The lottery is a process of giving people a fair chance to win something, usually a cash prize. It can be used in many ways, for example to fill a spot in a sports team among equally competing players or to distribute vaccines against a fast-moving disease. If the entertainment value of playing the lottery is high enough for an individual, he or she will be willing to spend money on tickets and will see the purchase as a rational choice.

The casting of lots to determine fates and raise money has a long history, including a few instances in the Bible; the first public lotteries to offer money prizes were probably in the Low Countries in the fifteenth century, but the concept was well established by the seventeenth. Lotteries were a major feature of the colonial experience in America, even though they violated Protestant proscriptions against gambling.

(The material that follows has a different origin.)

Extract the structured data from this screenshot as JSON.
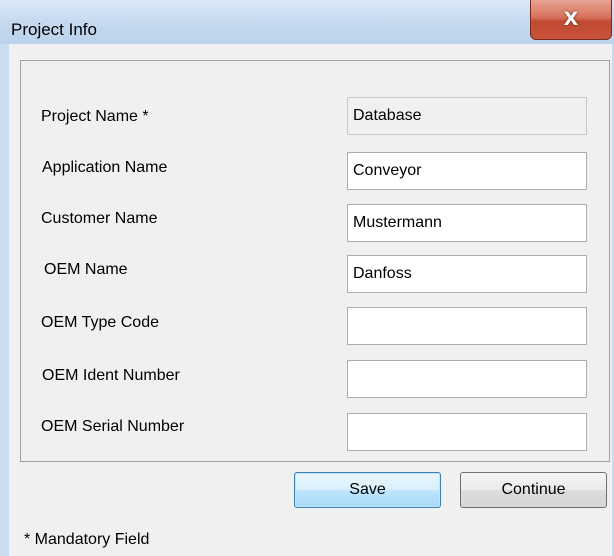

They were also entangled with slavery—George Washington managed a lottery that offered human beings as prizes, and one formerly enslaved man, Denmark Vesey, won a South Carolina lottery and went on to foment a slave rebellion.

The main argument used to promote state lotteries has been that, since people would be gambling anyway (and often for a lot of money), it might as well be legalized and the profits plowed back into the government. The problem with this logic, as Cohen points out, is that it gives moral cover for those who support state-run gambling for purely political reasons. The rich do play the lottery, of course; but they buy fewer tickets than do the poor (except when jackpots approach ten figures). And they spend much less of their income on them, so the ticket sales have little impact on their bottom lines.